[4] S. Van Dieren, U. Nothlings, A. M. Van der Schouw, et al., “Non-Fasting Lipids and Risk of Cardiovascular Disease in Patients with Diabetes Mellitus,” Diabetologia, Vol. 54, No. 1, 2011, pp. 73-77. doi:10.1007/s00125-010-1945-z
[5] A. D. Gutierrez, E. Duran-Valdez, I. Robinson, D. Gonzalez de Serna and D. S. Schade, “Does Short-Term Vitamin C Reduce Cardiovascular Risk in Type 2 Diabetes?” Endocrine Practice, 2013, in press.
[6] S. Gregersen, D. Samocha-Bonet, L. K. Heilbronn and L. V. Campbell, “Inflammatory and Oxidative Stress Responses to High-Carbohydrate and High-Fat Meals in Healthy Humans,” Journal of Nutrition and Metabolism, Vol. 2012, 2012, Article ID: 238056. doi:10.1155/2012/238056
[7] M. F. Carroll and D. S. Schade, “The Dawn Phenomenon Revisited: Implications for Diabetes Therapy,” Endocrine Practice, Vol. 11, No. 1, 2005, pp. 55-64. doi:10.4158/EP.11.1.55
[8] R. J. Bondar and D. C. Mead, “Evaluation of Glucose-6-Phosphate Dehydrogenase from Leuconostoc Mesenteroides in the Hexokinase Method for Determining Glucose in Serum,” Clinical Chemistry, Vol. 20, No. 5, 1974, pp. 586-590.
[9] L. Andersen, B. Dinesen, P. N. Jorgensen, et al., “Enzyme Immunoassay for Intact Human Insulin in Serum or Plasma,” Clinical Chemistry, Vol. 39, No. 4, 1993, pp. 578-582.
[10] P. Fossati and L. Prencipe, “Serum Triglycerides Determined Colorimetrically with an Enzyme That Produces Hydrogen Peroxide,” Clinical Chemistry, Vol. 28, No. 10, 1982, pp. 2077-2080.
[11] C. C. Allain, L. S. Poon, C. S. Chan, et al., “Enzymatic Determination of Total Serum Cholesterol,” Clinical Chemistry, Vol. 20, No. 4, 1974, pp. 470-475.
[12] W. T. Friedewald, R. I. Levy and D. S. Fredrickson, “Estimation of the Concentration of Low-Density Lipoprotein Cholesterol in Plasma, without Use of the Preparative Ultracentrifuge,” Clinical Chemistry, Vol. 18, 1972, pp. 499-502.
[13] J. Hintze, “NCSS and PASS Number Cruncher Statistical System,” Jatsvukke Utah, 2001.
[14] M. R. Stoline, “The Status of Multiple Comparisons: Simultaneous Estimation of All Pairwise Comparisons in One-Way ANOVA Designs,” The American Statistician, Vol. 35, No. 3, 1981, pp. 134-141.
[15] S. Mora, N. Rifai, J. E. Buring, et al., “Fasting Compared with Nonfasting Lipids and Apolipoproteins for Predicting Incident Cardiovascular Events,” Circulation, Vol. 118, No. 10, 2008, pp. 993-1001. doi:10.1161/CIRCULATIONAHA.108.777334
[16] J. H. M. deVries, P. L. Zock, R. P. Mensink, et al., “Underestimation of Energy Intake by 3-d Records Compared with Energy Intake to Maintain Body Weight in 269 Nonobese Adults,” American Journal of Clinical Nutrition, Vol. 60, No. 6, 1994, pp. 855-860.
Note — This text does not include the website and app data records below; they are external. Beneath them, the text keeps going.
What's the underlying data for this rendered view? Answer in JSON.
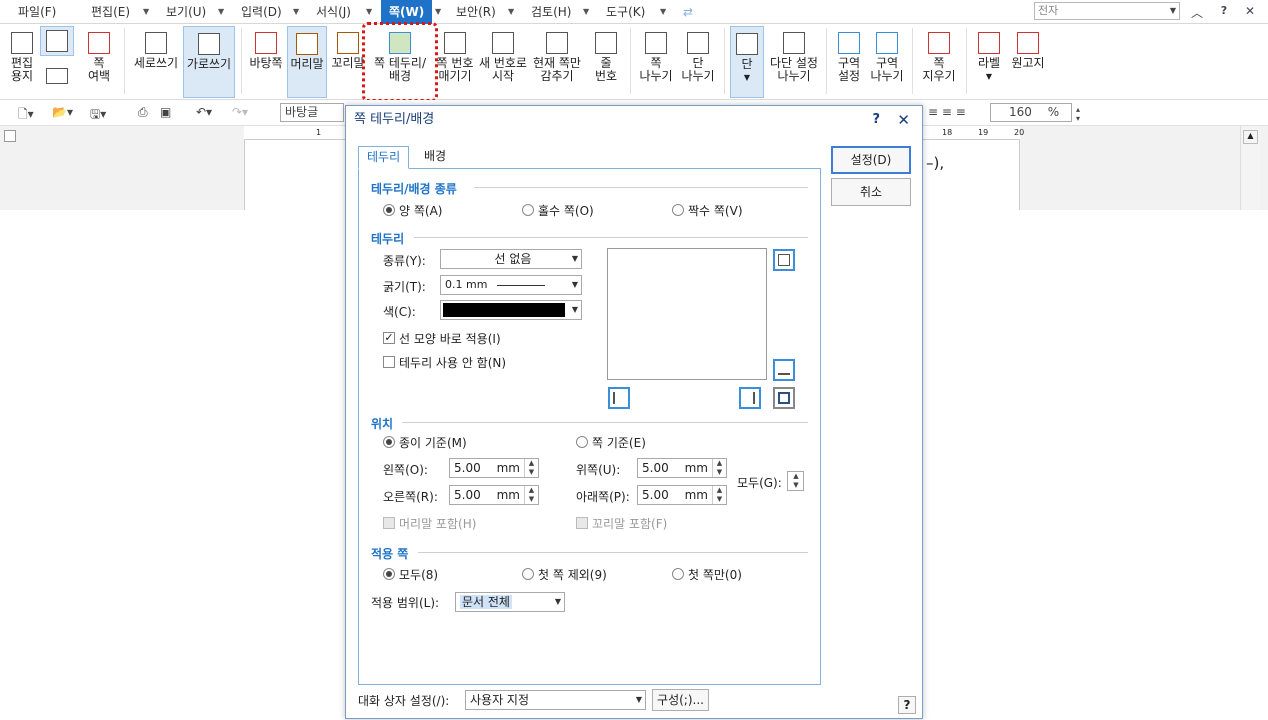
{
  "menubar": {
    "items": [
      "파일(F)",
      "편집(E)",
      "보기(U)",
      "입력(D)",
      "서식(J)",
      "쪽(W)",
      "보안(R)",
      "검토(H)",
      "도구(K)"
    ],
    "active": "쪽(W)",
    "search_value": "전자"
  },
  "ribbon": {
    "buttons": {
      "edit_paper": "편집\n용지",
      "page_margin": "쪽\n여백",
      "vertical_writing": "세로쓰기",
      "horizontal_writing": "가로쓰기",
      "background_page": "바탕쪽",
      "header": "머리말",
      "footer": "꼬리말",
      "page_border_bg": "쪽 테두리/\n배경",
      "page_number": "쪽 번호\n매기기",
      "new_number": "새 번호로\n시작",
      "hide_current": "현재 쪽만\n감추기",
      "line_number": "줄\n번호",
      "page_break": "쪽\n나누기",
      "column_break": "단\n나누기",
      "column": "단",
      "multi_column": "다단 설정\n나누기",
      "section_set": "구역\n설정",
      "section_break": "구역\n나누기",
      "delete_page": "쪽\n지우기",
      "label": "라벨",
      "manuscript": "원고지"
    }
  },
  "toolbar": {
    "style": "바탕글",
    "zoom": "160",
    "zoom_unit": "%"
  },
  "ruler": {
    "marks": [
      "1",
      "18",
      "19",
      "20"
    ]
  },
  "document": {
    "visible_text": "–),"
  },
  "dialog": {
    "title": "쪽 테두리/배경",
    "help": "?",
    "close": "✕",
    "tabs": [
      "테두리",
      "배경"
    ],
    "buttons": {
      "ok": "설정(D)",
      "cancel": "취소",
      "config": "구성(;)..."
    },
    "type_section": {
      "title": "테두리/배경 종류",
      "options": [
        "양 쪽(A)",
        "홀수 쪽(O)",
        "짝수 쪽(V)"
      ],
      "selected": 0
    },
    "border_section": {
      "title": "테두리",
      "type_label": "종류(Y):",
      "type_value": "선 없음",
      "thickness_label": "굵기(T):",
      "thickness_value": "0.1 mm",
      "color_label": "색(C):",
      "color_value": "#000000",
      "apply_shape_label": "선 모양 바로 적용(I)",
      "apply_shape_checked": true,
      "no_border_label": "테두리 사용 안 함(N)",
      "no_border_checked": false
    },
    "position_section": {
      "title": "위치",
      "options": [
        "종이 기준(M)",
        "쪽 기준(E)"
      ],
      "selected": 0,
      "left_label": "왼쪽(O):",
      "left_value": "5.00",
      "right_label": "오른쪽(R):",
      "right_value": "5.00",
      "top_label": "위쪽(U):",
      "top_value": "5.00",
      "bottom_label": "아래쪽(P):",
      "bottom_value": "5.00",
      "unit": "mm",
      "all_label": "모두(G):",
      "include_header": "머리말 포함(H)",
      "include_footer": "꼬리말 포함(F)"
    },
    "apply_section": {
      "title": "적용 쪽",
      "options": [
        "모두(8)",
        "첫 쪽 제외(9)",
        "첫 쪽만(0)"
      ],
      "selected": 0,
      "range_label": "적용 범위(L):",
      "range_value": "문서 전체"
    },
    "footer": {
      "settings_label": "대화 상자 설정(/):",
      "settings_value": "사용자 지정",
      "help": "?"
    }
  },
  "colors": {
    "accent": "#1e73c8",
    "highlight": "#d81818"
  }
}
Copyright © 2023 by authors and Scientific Research Publishing Inc.

Creative Commons License

This work and the related PDF file are licensed under a Creative Commons Attribution 4.0 International License.